Turning Tides


It may be that high water-mark of the GOP tide has been reached in Wisconsin:

In Ohio, Republican lawmakers agreed to modify a bill that would have banned collective bargaining, allowing state workers to negotiate on wages. Michigan's GOP governor offered to negotiate with public employees rather than create political gridlock. Indiana Gov. Mitch Daniels (R) called on GOP lawmakers to abandon their "right to work" bill that would have made it a misdemeanor for an employer to require workers to become or remain members of a labor union.

Increasingly, it seems to me, Scott Walker's political gamesmanship is discrediting the vital cause of tackling deficits and debt in the states. It's a classic case of over-reach.

And the same can be said of marriage equality in Maryland, where extreme rhetoric in the debate turned some previously anti-gay marriage legislators around. The NYT reports on the muted response of the GOP's potential presidential candidates to the Obama administration's decision not to defend Section 3 of DOMA in the courts. I don't for a minute believe that the Christianist base will be satisfied if the House decides to let sleeping gays lie, but the feeling is different now, don't you think?

The genius of the Holder decision is that it forces the GOP to decide very quickly whether to double-down on this issue.

It's the last thing Boehner wants to be thinking or talking about. And Obama has wisely restricted his shift to the federal government's recognition of what states have already done. In other words, Obama's decision can be viewed as a federalist one. Why, after all, should some states not have all their marriage licenses recognized by the federal government, rather than, say, 98 percent of them? Since the DOMA provision protecting every state's right to decide how to define civil marriage remains, this becomes an issue of the states versus the federal government. Which again intensifies the Republican internal conflict.

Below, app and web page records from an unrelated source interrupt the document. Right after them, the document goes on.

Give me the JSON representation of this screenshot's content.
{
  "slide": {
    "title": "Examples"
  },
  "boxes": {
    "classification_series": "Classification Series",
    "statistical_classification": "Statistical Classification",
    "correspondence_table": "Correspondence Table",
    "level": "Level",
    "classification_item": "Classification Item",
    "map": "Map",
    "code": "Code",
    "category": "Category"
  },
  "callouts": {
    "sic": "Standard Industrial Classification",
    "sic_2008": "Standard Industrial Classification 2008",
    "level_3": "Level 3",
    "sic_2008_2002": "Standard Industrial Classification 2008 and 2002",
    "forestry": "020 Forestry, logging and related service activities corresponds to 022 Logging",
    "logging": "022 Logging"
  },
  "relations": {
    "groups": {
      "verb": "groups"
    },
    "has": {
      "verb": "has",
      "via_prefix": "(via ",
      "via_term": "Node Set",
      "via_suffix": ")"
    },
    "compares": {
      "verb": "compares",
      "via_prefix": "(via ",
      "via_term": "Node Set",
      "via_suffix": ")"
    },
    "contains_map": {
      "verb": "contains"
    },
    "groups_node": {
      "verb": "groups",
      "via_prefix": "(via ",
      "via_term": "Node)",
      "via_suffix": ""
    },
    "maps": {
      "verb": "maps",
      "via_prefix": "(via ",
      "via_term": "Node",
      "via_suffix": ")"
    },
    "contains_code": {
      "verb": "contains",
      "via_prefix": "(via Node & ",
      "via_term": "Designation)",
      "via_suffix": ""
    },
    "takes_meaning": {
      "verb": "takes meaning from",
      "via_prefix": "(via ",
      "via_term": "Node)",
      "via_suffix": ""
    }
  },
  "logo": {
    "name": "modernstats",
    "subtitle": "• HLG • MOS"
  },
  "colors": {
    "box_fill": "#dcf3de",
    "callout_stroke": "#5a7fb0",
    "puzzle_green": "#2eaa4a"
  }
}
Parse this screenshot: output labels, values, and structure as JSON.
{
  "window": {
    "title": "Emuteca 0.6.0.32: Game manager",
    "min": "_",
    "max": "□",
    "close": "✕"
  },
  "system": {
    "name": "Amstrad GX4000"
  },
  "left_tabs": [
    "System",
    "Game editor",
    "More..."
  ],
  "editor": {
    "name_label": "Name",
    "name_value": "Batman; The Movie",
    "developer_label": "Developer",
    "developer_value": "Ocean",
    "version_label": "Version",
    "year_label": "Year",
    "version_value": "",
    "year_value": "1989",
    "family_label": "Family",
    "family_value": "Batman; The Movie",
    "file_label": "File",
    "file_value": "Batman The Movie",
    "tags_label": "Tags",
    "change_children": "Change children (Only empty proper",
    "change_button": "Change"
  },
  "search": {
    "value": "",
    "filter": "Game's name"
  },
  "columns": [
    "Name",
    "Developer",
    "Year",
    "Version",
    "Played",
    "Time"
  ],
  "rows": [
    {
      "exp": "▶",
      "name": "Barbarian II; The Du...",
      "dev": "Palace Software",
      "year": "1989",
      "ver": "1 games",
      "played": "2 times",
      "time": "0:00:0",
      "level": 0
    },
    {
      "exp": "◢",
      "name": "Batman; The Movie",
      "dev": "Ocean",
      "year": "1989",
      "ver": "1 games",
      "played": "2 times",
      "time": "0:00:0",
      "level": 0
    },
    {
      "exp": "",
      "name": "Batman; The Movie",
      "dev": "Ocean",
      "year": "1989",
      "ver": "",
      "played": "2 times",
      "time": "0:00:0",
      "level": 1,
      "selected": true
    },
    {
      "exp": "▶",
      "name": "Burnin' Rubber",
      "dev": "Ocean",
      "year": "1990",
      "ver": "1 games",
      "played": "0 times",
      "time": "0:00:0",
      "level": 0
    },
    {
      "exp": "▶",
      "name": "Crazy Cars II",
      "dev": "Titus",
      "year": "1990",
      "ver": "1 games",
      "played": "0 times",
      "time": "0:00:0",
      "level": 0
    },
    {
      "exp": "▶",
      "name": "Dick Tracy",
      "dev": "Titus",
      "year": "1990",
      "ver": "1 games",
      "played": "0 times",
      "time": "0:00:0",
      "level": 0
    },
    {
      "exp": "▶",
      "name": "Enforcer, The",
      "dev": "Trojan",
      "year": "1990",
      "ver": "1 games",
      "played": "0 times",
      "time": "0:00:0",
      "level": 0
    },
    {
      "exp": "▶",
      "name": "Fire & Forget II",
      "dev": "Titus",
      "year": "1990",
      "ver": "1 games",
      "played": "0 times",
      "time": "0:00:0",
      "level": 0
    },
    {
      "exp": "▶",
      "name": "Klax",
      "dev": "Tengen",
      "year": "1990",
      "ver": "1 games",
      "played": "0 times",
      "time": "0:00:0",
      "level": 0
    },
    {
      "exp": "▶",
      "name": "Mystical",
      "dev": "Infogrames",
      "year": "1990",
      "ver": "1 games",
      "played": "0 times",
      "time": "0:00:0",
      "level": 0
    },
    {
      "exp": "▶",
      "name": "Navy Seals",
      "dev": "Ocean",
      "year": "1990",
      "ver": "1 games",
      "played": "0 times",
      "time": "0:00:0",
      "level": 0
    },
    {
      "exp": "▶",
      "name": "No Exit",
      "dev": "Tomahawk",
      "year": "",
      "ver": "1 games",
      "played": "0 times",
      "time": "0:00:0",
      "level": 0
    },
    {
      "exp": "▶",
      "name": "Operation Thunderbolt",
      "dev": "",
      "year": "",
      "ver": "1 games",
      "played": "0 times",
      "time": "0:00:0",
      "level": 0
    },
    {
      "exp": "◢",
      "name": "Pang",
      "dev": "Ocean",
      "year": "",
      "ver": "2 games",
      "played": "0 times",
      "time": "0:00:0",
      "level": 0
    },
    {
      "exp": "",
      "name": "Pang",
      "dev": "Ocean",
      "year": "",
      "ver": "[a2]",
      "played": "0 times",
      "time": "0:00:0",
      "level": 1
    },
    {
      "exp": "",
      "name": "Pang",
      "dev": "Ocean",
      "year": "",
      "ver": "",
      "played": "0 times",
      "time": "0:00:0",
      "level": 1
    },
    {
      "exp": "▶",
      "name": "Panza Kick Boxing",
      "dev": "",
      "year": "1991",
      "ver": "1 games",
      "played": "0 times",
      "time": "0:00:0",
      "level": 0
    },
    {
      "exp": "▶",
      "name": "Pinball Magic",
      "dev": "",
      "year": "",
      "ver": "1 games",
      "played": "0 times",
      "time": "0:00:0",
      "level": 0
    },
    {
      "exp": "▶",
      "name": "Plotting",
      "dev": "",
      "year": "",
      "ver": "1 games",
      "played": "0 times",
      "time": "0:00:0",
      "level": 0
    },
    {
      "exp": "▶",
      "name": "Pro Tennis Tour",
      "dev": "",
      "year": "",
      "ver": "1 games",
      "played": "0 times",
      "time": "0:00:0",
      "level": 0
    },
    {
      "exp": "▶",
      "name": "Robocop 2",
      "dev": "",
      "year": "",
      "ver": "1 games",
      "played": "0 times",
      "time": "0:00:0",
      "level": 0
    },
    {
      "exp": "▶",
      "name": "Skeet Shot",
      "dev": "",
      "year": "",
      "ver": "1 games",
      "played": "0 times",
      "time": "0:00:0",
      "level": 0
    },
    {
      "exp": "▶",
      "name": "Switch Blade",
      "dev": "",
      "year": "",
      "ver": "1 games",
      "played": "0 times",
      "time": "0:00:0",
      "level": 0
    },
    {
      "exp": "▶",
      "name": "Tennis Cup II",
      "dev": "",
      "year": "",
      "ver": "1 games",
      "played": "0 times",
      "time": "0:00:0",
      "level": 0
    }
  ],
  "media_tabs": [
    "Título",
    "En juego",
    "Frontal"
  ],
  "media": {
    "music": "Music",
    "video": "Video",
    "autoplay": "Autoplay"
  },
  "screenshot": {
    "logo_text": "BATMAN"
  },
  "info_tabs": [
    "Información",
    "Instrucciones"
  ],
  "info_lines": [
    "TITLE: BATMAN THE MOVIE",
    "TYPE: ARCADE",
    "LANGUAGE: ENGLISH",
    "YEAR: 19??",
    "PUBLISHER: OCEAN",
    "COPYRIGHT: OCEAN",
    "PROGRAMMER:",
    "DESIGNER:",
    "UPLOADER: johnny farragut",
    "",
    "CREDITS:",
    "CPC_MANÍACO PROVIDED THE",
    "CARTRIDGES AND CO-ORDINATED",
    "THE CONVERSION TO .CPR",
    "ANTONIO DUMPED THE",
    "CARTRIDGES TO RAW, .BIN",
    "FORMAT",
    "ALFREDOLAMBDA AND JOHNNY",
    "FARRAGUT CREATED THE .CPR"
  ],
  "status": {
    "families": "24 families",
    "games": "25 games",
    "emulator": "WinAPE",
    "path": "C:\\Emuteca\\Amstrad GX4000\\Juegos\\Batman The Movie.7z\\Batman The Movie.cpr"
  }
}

Meanwhile, the gays are ecstatic - a little too ecstatic in my view. Not to say I am not extremely gratified by the DOJ's decision. Just that I recognize its limits. As Obama used to say: no sudden moves. But his legacy on gay rights is beginning to build into a historic one. Yes, I have complained loudly in the past. My loyalty is to the issue, not the president. But he is coming through - more cunningly than most of us grasped.

Which is not the first time one can say that on many issues, where Obama's caution and incrementalism have begun to create a legacy that is deeply unsatisfying in the present but looks rather substantive from the rear-view mirror.

(Photo: In this photograph taken January 21, 2011 a baby green turtle crawls to the sea after being hatched at a turtle sanctuary in Sukamade island in East Java province. By Sonny Tumbelaka/Getty.)